According to Nesin, the reason for the anti-Kurdish sentiment and murders was the fake and provocative news published in the mainstream Turkish media targeting Kurds during the days of the fires.
On July 30 seven people from the Kurdish Dedeoğulları family were murdered in the central province of Konya. Family members say the attack was ethnically motivated, while authorities blame a long-running feud between two families.
After an attack on the same family in May, one member of the family – who was among the latest victims – told reporters they were being harassed and attacked for being Kurdish. The family’s lawyer, Abdurrahman Karabulut, had said the family was worried they would be attacked again.
Peoples’ Democratic Party (HDP) Co-chairman Mithat Sancar said the Kurdish family members were murdered because of hate speech and linked it to a rise in racist attacks. Sancar accused the government of targeting the HDP and Kurds on different occasions.
On July 31 another Kurdish man who had previously been subjected to threats for being Kurdish was killed in Konya. In this case, too, the authorities have denied the crime had a racial motive.
According to Topuz, some nationalist circles are trying to capitalize on the growing anti-Kurdish sentiment, while Turkey’s far-right media continues to target and blame Kurds.
“The circles who saw the possibility of a new olive branch extended to the pro-Kurdish HDP and actually all actors in the Kurdish movement by Erdoğan in a statement in Diyarbakır are not happy about a possible peace process between Kurds and the Turkish Republic,” Topuz said.
On July 9 Erdoğan told his supporters in Diyarbakır that his government had “launched a solution process, braving every risk so mothers won’t cry, no more blood will be spilled and people of every creed and faith will be brothers,” referring to the peace process that fell apart in 2015.
According to Topuz, Erdoğan’s speech, in which he blamed the pro-Kurdish HDP for it falling apart and said, “We, the AKP, did not finish the solution process,” has disturbed Erdoğan’s ally, the Nationalist Movement Party (MHP), and invisible nationalists actors in the Turkish state, and they want to sabotage the possible new stage in the peace process between Kurds and the state.
On June 17 an assailant with a shotgun attacked the HDP office in İzmir and murdered Deniz Poyraz, who was a party official covering a janitorial shift for her mother at the office. While the HDP was still grieving for Deniz, the HDP’s office in Marmaris became the target of another racist attack on July 14.
“Two attacks in one month are definitely not a coincidence. If the government does not stop its smear campaigns and incessant hate speech against us and effectively prosecute the perpetrators, many more attacks are likely to happen as we get closer to the elections.
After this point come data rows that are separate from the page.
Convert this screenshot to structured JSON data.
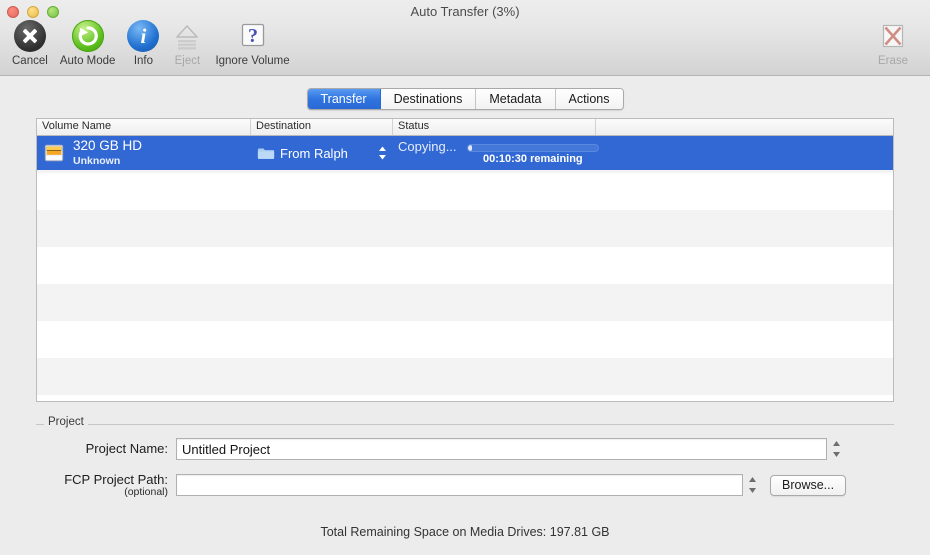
{
  "window": {
    "title": "Auto Transfer (3%)",
    "traffic_lights": [
      "close-button",
      "minimize-button",
      "zoom-button"
    ]
  },
  "toolbar": {
    "items": [
      {
        "label": "Cancel",
        "icon": "cancel-icon",
        "enabled": true
      },
      {
        "label": "Auto Mode",
        "icon": "auto-mode-refresh-icon",
        "enabled": true
      },
      {
        "label": "Info",
        "icon": "info-icon",
        "enabled": true
      },
      {
        "label": "Eject",
        "icon": "eject-icon",
        "enabled": false
      },
      {
        "label": "Ignore Volume",
        "icon": "ignore-volume-question-icon",
        "enabled": true
      }
    ],
    "erase": {
      "label": "Erase",
      "icon": "erase-x-icon",
      "enabled": false
    }
  },
  "tabs": [
    {
      "label": "Transfer",
      "active": true
    },
    {
      "label": "Destinations",
      "active": false
    },
    {
      "label": "Metadata",
      "active": false
    },
    {
      "label": "Actions",
      "active": false
    }
  ],
  "table": {
    "columns": [
      "Volume Name",
      "Destination",
      "Status"
    ],
    "rows": [
      {
        "volume_name": "320 GB HD",
        "volume_subtitle": "Unknown",
        "volume_icon": "hard-drive-icon",
        "destination": "From Ralph",
        "destination_icon": "folder-icon",
        "status": "Copying...",
        "progress_percent": 3,
        "time_remaining": "00:10:30 remaining",
        "selected": true
      }
    ]
  },
  "project": {
    "group_label": "Project",
    "name_label": "Project Name:",
    "name_value": "Untitled Project",
    "name_placeholder": "",
    "path_label": "FCP Project Path:",
    "path_sublabel": "(optional)",
    "path_value": "",
    "path_placeholder": "",
    "browse_label": "Browse..."
  },
  "footer": {
    "status": "Total Remaining Space on Media Drives: 197.81 GB"
  },
  "colors": {
    "selection_blue": "#3268d4",
    "tab_active_blue": "#2f74e0",
    "toolbar_top": "#ededed",
    "toolbar_bottom": "#d2d2d2",
    "stripe_gray": "#f3f3f3"
  }
}
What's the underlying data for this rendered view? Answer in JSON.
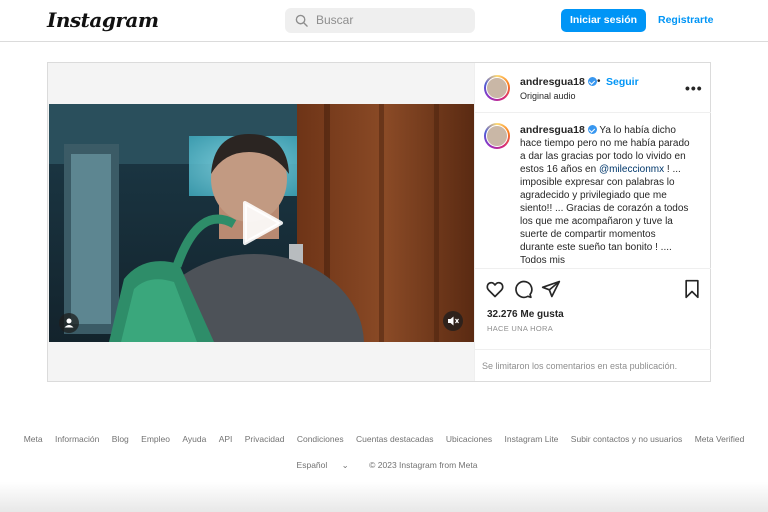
{
  "header": {
    "logo": "Instagram",
    "search_placeholder": "Buscar",
    "login_label": "Iniciar sesión",
    "register_label": "Registrarte"
  },
  "post": {
    "author": "andresgua18",
    "follow_label": "Seguir",
    "separator": "•",
    "audio_label": "Original audio",
    "more_label": "•••",
    "caption_part1": "Ya lo había dicho hace tiempo pero no me había parado a dar las gracias por todo lo vivido en estos 16 años en ",
    "caption_mention": "@mileccionmx",
    "caption_part2": " ! ... imposible expresar con palabras lo agradecido y privilegiado que me siento!! ... Gracias de corazón a todos los que me acompañaron y tuve la suerte de compartir momentos durante este sueño tan bonito ! .... Todos mis",
    "likes": "32.276 Me gusta",
    "time": "HACE UNA HORA",
    "comments_limited": "Se limitaron los comentarios en esta publicación."
  },
  "icons": {
    "search": "search-icon",
    "play": "play-icon",
    "user_tag": "user-tag-icon",
    "mute": "mute-icon",
    "like": "heart-icon",
    "comment": "comment-icon",
    "share": "share-icon",
    "save": "bookmark-icon",
    "verified": "verified-badge-icon"
  },
  "footer": {
    "links": [
      "Meta",
      "Información",
      "Blog",
      "Empleo",
      "Ayuda",
      "API",
      "Privacidad",
      "Condiciones",
      "Cuentas destacadas",
      "Ubicaciones",
      "Instagram Lite",
      "Subir contactos y no usuarios",
      "Meta Verified"
    ],
    "language": "Español",
    "copyright": "© 2023 Instagram from Meta"
  },
  "colors": {
    "accent": "#0095f6",
    "border": "#dbdbdb",
    "muted": "#8e8e8e"
  }
}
The political responsibility for these attacks belongs to the government,” the HDP said in a written statement.
Topuz thinks when in trouble people can always rely on conspiracy theories, for which Turkey has always been fertile ground. “Without any evidence, they can point to the Kurds and the HDP. Some people who don’t want a continuation of the Kurdish-Turkish peace process will pursue a different kind of provocation against Kurds.”